_TASK DIRECTIONS_
Could you report every line of the listing below that holds the word "Vlog"?

_DATA FOR THIS TASK_
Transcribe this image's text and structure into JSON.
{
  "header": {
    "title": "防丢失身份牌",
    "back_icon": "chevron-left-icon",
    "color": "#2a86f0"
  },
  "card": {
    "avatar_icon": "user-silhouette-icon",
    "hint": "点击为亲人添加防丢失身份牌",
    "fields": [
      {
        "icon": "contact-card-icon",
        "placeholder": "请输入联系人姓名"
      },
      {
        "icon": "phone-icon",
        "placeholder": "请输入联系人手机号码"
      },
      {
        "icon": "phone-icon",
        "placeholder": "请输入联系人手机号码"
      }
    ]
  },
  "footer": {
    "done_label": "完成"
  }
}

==

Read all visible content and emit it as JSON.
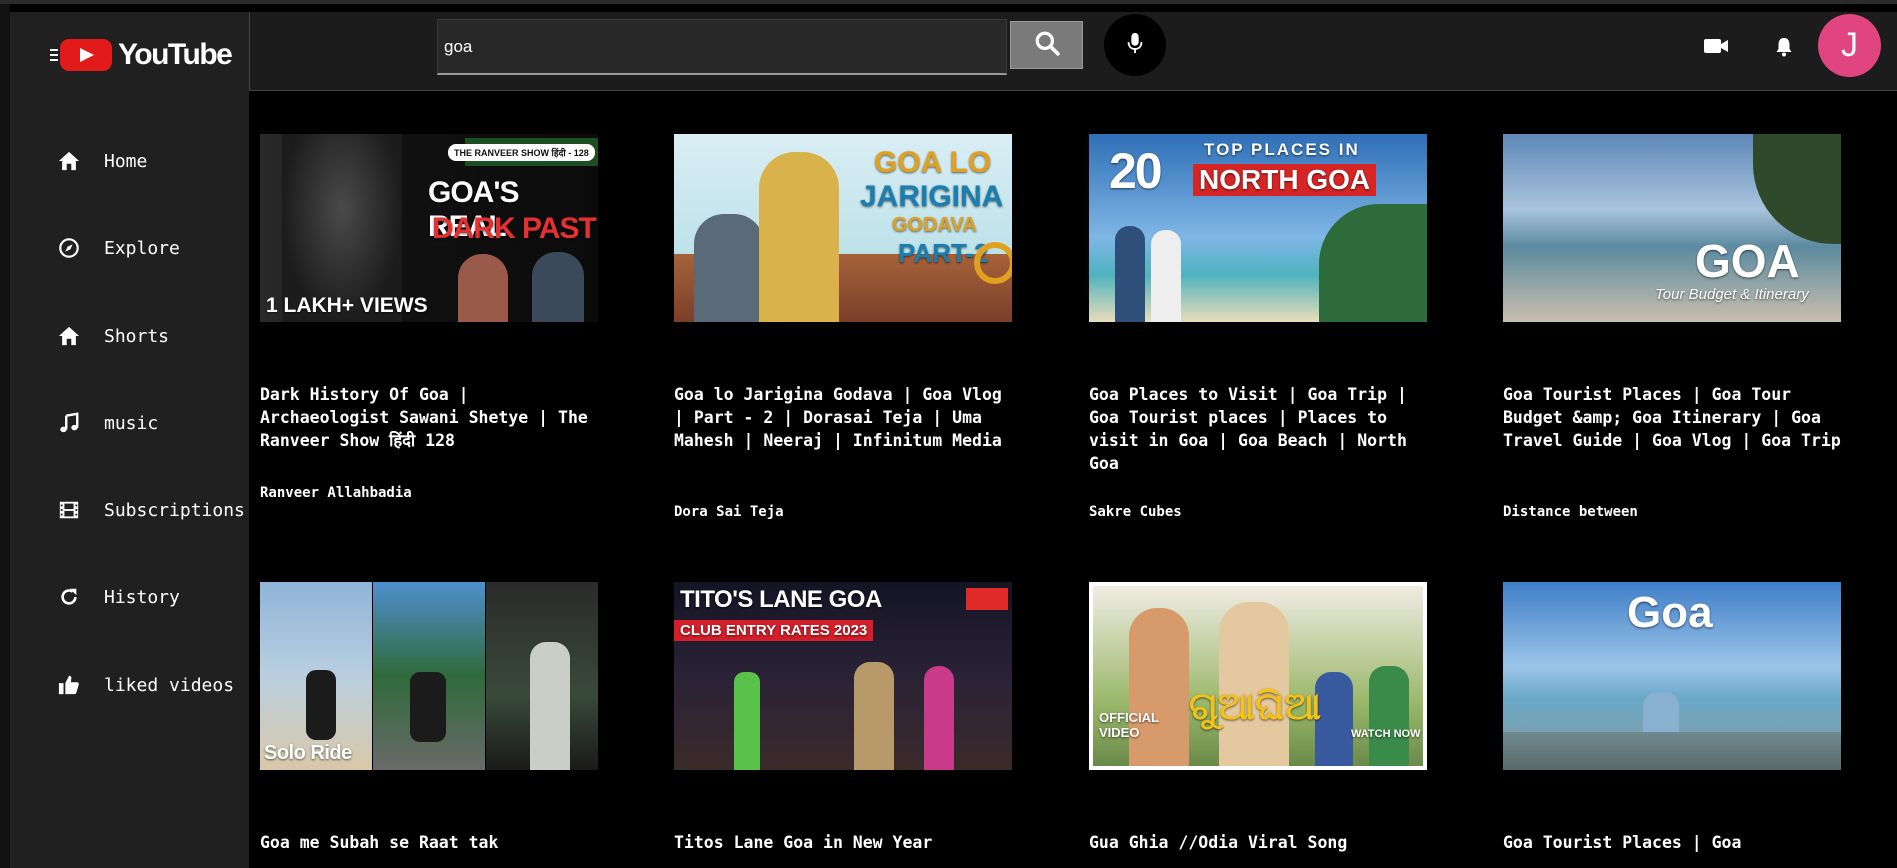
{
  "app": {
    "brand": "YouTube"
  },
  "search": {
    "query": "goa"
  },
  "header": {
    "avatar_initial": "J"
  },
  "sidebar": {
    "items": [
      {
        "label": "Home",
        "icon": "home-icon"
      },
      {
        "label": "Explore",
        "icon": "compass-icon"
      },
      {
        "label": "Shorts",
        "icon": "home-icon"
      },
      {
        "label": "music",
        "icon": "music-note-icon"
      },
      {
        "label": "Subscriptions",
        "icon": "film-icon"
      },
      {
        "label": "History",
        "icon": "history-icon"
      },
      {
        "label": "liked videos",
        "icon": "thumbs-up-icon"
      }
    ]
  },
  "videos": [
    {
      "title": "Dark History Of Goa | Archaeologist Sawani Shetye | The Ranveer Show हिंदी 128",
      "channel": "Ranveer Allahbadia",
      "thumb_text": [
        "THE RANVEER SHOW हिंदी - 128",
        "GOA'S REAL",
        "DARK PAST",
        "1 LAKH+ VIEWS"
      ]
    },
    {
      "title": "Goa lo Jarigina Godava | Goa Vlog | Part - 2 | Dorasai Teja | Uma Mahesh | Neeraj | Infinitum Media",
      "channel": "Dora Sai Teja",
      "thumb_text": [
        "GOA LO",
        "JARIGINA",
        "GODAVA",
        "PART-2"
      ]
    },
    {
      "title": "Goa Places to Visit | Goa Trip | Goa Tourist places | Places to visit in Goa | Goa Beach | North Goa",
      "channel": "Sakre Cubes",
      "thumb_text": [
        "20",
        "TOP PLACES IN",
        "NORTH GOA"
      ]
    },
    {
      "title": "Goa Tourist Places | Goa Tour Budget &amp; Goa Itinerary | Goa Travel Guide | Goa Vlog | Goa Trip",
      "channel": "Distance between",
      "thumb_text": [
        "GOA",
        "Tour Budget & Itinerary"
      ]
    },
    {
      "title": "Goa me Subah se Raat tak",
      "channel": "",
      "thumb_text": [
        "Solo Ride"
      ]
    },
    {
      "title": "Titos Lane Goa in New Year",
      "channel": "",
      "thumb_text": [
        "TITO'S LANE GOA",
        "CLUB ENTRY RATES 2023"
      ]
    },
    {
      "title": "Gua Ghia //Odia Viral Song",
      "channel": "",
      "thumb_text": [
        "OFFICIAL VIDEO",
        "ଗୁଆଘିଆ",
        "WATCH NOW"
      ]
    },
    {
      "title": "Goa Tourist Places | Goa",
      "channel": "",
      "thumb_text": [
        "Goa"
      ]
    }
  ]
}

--

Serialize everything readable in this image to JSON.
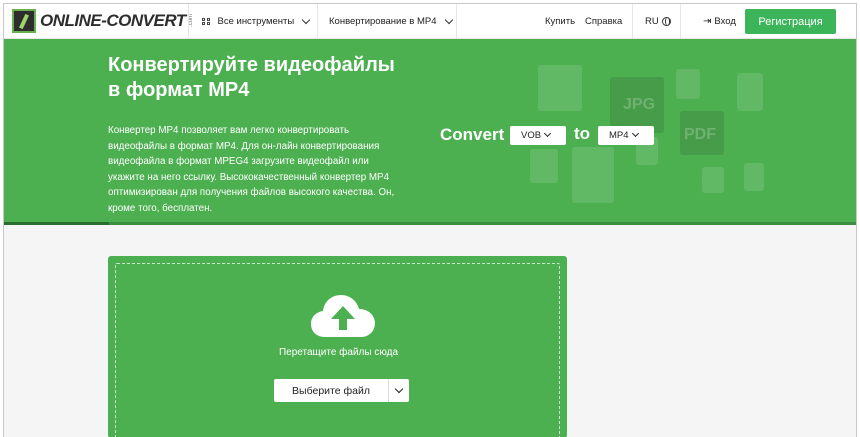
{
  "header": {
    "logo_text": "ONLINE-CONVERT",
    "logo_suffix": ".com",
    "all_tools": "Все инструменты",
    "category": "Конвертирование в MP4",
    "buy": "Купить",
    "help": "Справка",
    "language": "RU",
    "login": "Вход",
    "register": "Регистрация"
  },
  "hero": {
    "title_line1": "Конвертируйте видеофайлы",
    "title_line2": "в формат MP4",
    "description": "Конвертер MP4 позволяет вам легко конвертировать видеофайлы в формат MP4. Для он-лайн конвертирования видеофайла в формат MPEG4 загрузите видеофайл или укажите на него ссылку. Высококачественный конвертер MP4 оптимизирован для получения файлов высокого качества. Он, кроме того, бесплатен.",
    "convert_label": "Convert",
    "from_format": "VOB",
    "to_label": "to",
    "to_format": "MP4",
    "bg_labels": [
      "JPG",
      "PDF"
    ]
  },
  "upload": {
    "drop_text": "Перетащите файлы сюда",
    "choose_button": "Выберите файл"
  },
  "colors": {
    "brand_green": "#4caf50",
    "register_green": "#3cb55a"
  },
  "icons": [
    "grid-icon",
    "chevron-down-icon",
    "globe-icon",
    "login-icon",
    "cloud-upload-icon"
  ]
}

_RESPONSE FOR THIS EXERCISE_
      "title": "Goa lo Jarigina Godava | Goa Vlog | Part - 2 | Dorasai Teja | Uma Mahesh | Neeraj | Infinitum Media",
      "title": "Goa Tourist Places | Goa Tour Budget &amp; Goa Itinerary | Goa Travel Guide | Goa Vlog | Goa Trip",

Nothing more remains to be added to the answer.